- _Work required_: Print each line of the material again, keeping everything exact.

***

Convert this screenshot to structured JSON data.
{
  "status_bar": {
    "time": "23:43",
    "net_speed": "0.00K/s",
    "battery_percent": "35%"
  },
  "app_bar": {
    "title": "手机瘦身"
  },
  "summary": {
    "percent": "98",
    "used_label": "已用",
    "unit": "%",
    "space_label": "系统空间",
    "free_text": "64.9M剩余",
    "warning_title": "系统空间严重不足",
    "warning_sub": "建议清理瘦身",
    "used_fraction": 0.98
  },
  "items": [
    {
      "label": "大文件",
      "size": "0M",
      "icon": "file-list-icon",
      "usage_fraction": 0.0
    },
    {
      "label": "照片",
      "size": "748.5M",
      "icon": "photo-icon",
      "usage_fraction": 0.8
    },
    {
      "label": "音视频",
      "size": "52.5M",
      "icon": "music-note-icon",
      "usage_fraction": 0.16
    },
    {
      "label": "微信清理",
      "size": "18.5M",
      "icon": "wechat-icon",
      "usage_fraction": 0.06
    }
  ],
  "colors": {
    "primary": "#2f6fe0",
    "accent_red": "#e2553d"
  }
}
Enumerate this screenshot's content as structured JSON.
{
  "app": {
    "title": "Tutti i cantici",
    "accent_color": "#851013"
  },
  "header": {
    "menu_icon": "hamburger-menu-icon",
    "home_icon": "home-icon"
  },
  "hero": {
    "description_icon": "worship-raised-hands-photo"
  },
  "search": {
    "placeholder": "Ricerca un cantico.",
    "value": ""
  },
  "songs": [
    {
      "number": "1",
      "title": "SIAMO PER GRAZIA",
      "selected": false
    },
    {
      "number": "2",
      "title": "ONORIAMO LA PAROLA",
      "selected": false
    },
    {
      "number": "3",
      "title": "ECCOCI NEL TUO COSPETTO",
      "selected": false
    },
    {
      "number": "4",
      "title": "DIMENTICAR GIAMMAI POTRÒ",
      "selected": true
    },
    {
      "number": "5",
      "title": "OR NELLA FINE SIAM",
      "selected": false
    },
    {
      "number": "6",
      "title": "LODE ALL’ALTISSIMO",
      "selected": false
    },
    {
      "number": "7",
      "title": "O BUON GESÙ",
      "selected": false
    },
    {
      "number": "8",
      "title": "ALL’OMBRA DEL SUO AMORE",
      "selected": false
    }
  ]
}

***

- _Written response_:
Convert this screenshot to structured JSON data.
{
  "status_bar": {
    "time": "23:43",
    "net_speed": "0.00K/s",
    "battery_percent": "35%"
  },
  "app_bar": {
    "title": "手机瘦身"
  },
  "summary": {
    "percent": "98",
    "used_label": "已用",
    "unit": "%",
    "space_label": "系统空间",
    "free_text": "64.9M剩余",
    "warning_title": "系统空间严重不足",
    "warning_sub": "建议清理瘦身",
    "used_fraction": 0.98
  },
  "items": [
    {
      "label": "大文件",
      "size": "0M",
      "icon": "file-list-icon",
      "usage_fraction": 0.0
    },
    {
      "label": "照片",
      "size": "748.5M",
      "icon": "photo-icon",
      "usage_fraction": 0.8
    },
    {
      "label": "音视频",
      "size": "52.5M",
      "icon": "music-note-icon",
      "usage_fraction": 0.16
    },
    {
      "label": "微信清理",
      "size": "18.5M",
      "icon": "wechat-icon",
      "usage_fraction": 0.06
    }
  ],
  "colors": {
    "primary": "#2f6fe0",
    "accent_red": "#e2553d"
  }
}
Enumerate this screenshot's content as structured JSON.
{
  "app": {
    "title": "Tutti i cantici",
    "accent_color": "#851013"
  },
  "header": {
    "menu_icon": "hamburger-menu-icon",
    "home_icon": "home-icon"
  },
  "hero": {
    "description_icon": "worship-raised-hands-photo"
  },
  "search": {
    "placeholder": "Ricerca un cantico.",
    "value": ""
  },
  "songs": [
    {
      "number": "1",
      "title": "SIAMO PER GRAZIA",
      "selected": false
    },
    {
      "number": "2",
      "title": "ONORIAMO LA PAROLA",
      "selected": false
    },
    {
      "number": "3",
      "title": "ECCOCI NEL TUO COSPETTO",
      "selected": false
    },
    {
      "number": "4",
      "title": "DIMENTICAR GIAMMAI POTRÒ",
      "selected": true
    },
    {
      "number": "5",
      "title": "OR NELLA FINE SIAM",
      "selected": false
    },
    {
      "number": "6",
      "title": "LODE ALL’ALTISSIMO",
      "selected": false
    },
    {
      "number": "7",
      "title": "O BUON GESÙ",
      "selected": false
    },
    {
      "number": "8",
      "title": "ALL’OMBRA DEL SUO AMORE",
      "selected": false
    }
  ]
}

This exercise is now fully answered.